US 7

CT 15


The Merritt Parkway (state route 15), built in 1938, serves east-west auto traffic in Fairfield County. The US 7 freeway, first proposed in the 1950s, crosses the Merritt Parkway in Norwalk. Although the US 7 freeway might never reach Danbury as envisioned, it was extended north of the Merritt in 1992, with an incomplete interchange built.

The state plans two related improvement projects here: adding flyover ramps to complete the freeway connection at US 7, and modernizing the obsolete cloverleaf at Main Avenue (former US 7). Work was started in 2005, but halted by a U.S. District Court decision in March 2006.

Doing any major work on the Merritt Parkway requires some sensitivity, to balance traffic and safety needs against the history and scenery of the Parkway. (Similar conflicts arose over interchanges at the Route 8 and Route 25 freeways.)

The overall $98 million project was broken out into two phases. The first phase, to modernize the Main Avenue interchange and prepare for 7/15, started in April 2005. The second phase, to complete the 7/15 interchange, was originally to begin in 2007.

proposed complete US 7/CT 15 interchangeThe state's plan to add flyover ramps to the 7/15 interchange, and modify the cloverleaf at Main Ave (former US 7). From the Draft Federal Environmental Assessment, section 4(F) evaluation, Dec. 1992.


The interchange at Main Avenue (former US 7) and the Merritt Parkway was the first cloverleaf in Connecticut. It's not symmetric by any means, but does have the requisite four loop ramps. As was customary when exit numbers were assigned in the 1940s, this interchange is both exits 39 and 40 on the Parkway.

When detailed designs for the US 7 freeway first surfaced, the proposed interchange with the Merritt Parkway was a four-level stack; a design criticized by many for being out of scale with the parkway. (At the same time -- 1960s and early 1970s -- there was talk of widening the parkway to eight lanes; those interested in preserving the parkway's look were understandably wary of any large interchange proposals.)

I don't yet have details on how and when the state arrived at the interchange built in 1992. It's one half of a cloverleaf, providing full access to US 7 to and from the New York direction on the Merritt Parkway. Traffic to and from points north on the parkway must exit at Main Avenue and find their way to US 7 from there. Funding constraints might have been a reason for staging the construction in two parts.

Completing the interchange

At the end of 1992, the state had arrived at a proposed design for the remainder of the interchange. Instead of more loop ramps, semidirectional flyovers would be used, leading to an interchange with two different characters. Slight modifications would be made to the WS and NW ramps to accommodate the flyover ramps.

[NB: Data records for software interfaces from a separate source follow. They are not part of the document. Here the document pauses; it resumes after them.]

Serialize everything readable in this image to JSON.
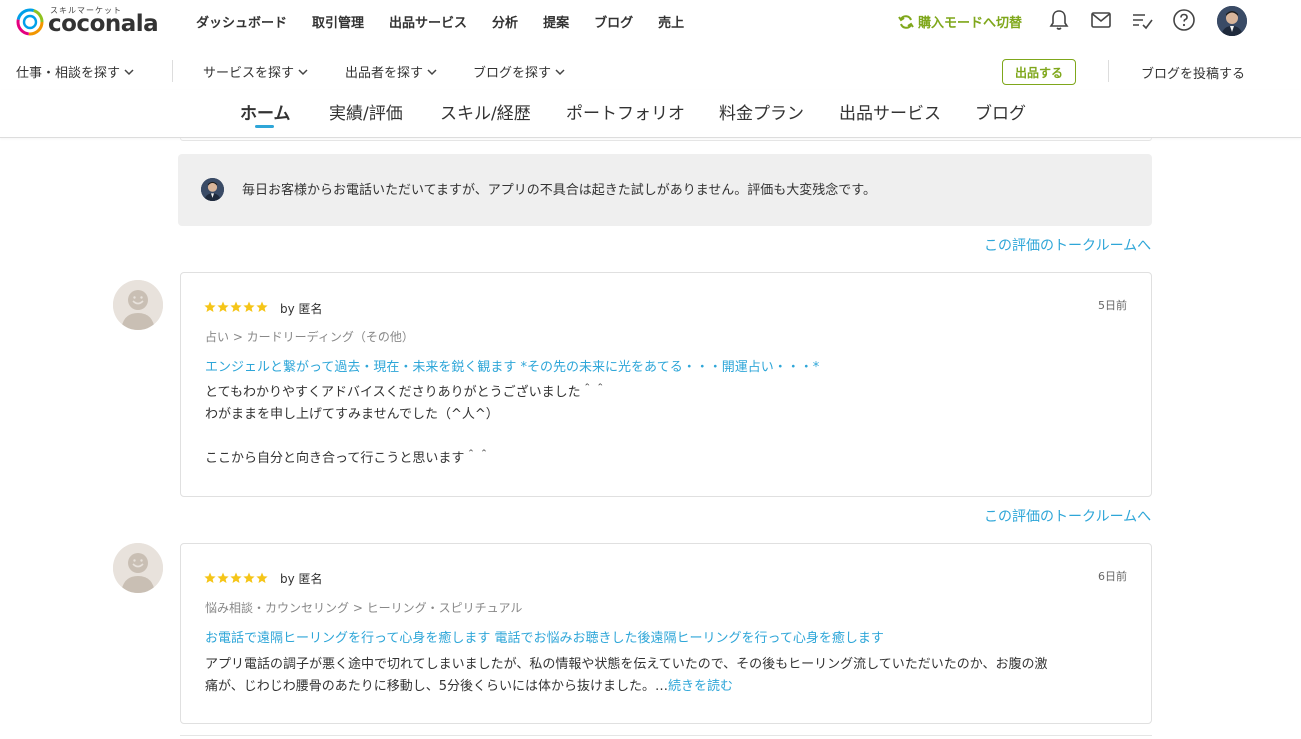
{
  "header": {
    "logo_sub": "スキルマーケット",
    "logo_word": "coconala",
    "nav": [
      "ダッシュボード",
      "取引管理",
      "出品サービス",
      "分析",
      "提案",
      "ブログ",
      "売上"
    ],
    "mode_switch": "購入モードへ切替",
    "icons": [
      "bell-icon",
      "mail-icon",
      "checklist-icon",
      "help-icon"
    ]
  },
  "subnav": {
    "items": [
      "仕事・相談を探す",
      "サービスを探す",
      "出品者を探す",
      "ブログを探す"
    ],
    "sell_button": "出品する",
    "blog_post": "ブログを投稿する"
  },
  "tabs": [
    "ホーム",
    "実績/評価",
    "スキル/経歴",
    "ポートフォリオ",
    "料金プラン",
    "出品サービス",
    "ブログ"
  ],
  "reply": {
    "text": "毎日お客様からお電話いただいてますが、アプリの不具合は起きた試しがありません。評価も大変残念です。"
  },
  "talk_link": "この評価のトークルームへ",
  "reviews": [
    {
      "rating": 5,
      "by": "by 匿名",
      "date": "5日前",
      "category": "占い > カードリーディング（その他）",
      "service": "エンジェルと繋がって過去・現在・未来を鋭く観ます *その先の未来に光をあてる・・・開運占い・・・*",
      "lines": [
        "とてもわかりやすくアドバイスくださりありがとうございました＾＾",
        "わがままを申し上げてすみませんでした（^人^）",
        "",
        "ここから自分と向き合って行こうと思います＾＾"
      ]
    },
    {
      "rating": 5,
      "by": "by 匿名",
      "date": "6日前",
      "category": "悩み相談・カウンセリング > ヒーリング・スピリチュアル",
      "service": "お電話で遠隔ヒーリングを行って心身を癒します 電話でお悩みお聴きした後遠隔ヒーリングを行って心身を癒します",
      "lines": [
        "アプリ電話の調子が悪く途中で切れてしまいましたが、私の情報や状態を伝えていたので、その後もヒーリング流していただいたのか、お腹の激",
        "痛が、じわじわ腰骨のあたりに移動し、5分後くらいには体から抜けました。…"
      ],
      "read_more": "続きを読む"
    }
  ],
  "colors": {
    "accent": "#2ea6d8",
    "brand_green": "#7fa71b",
    "star": "#f5c518"
  }
}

The cloverleaf at Main Avenue would be dismantled and replaced with a four-ramp diamond interchange. This design provides greater safety and reflects the decreased traffic role of former US 7.

The stated benefits of the 7/15 interchange design included connectivity between the two highways, and decreased traffic and accidents on Main Avenue.

Conservancy Group: Alternative Designs

In April 2005, shortly before the first phase of construction was to begin, the Merritt Parkway Conservancy proposed alternative designs for the 7/15 interchange. Both would do away with the flyover ramps of the ConnDOT design. The group's alternatives:

The Convervancy claimed that not only was the ConnDOT design expensive and injurious to the Parkway's landscape, but parts of it were unnecessary. For example, a new ramp leading from the Merritt Parkway to US 7 north would carry motorists to a freeway that would end only a mile later.

Unless, of course, there were plans afoot to resurrect the full US 7 freeway plan, alleged some residents and advocates. ConnDOT says this is not the case; at an April 1 public hearing, a deputy commissioner said the DOT has no such plans (and it would take 20 years of paperwork to get it started.)

Supporters of the ConnDOT design accused the Conservancy of simply wanting to kill the project, noting how long it takes for a proposal to even get to the point of being ready for bid.

Amid disputes on both sides, project phase 1 of the ConnDOT design went to bid in April 2005 as scheduled.

Fair Use, and all that

Do you like the scan (above) of the proposed interchange configuration? The Route 7 Coalition does -- enough to have copied it to their website ( without permission or credit. Even the file name was unchanged. An email to their webmaster went unanswered.

Though the Coalition is fighting the good fight, using others' work without credit is gauche. Hopefully they'll do the right thing.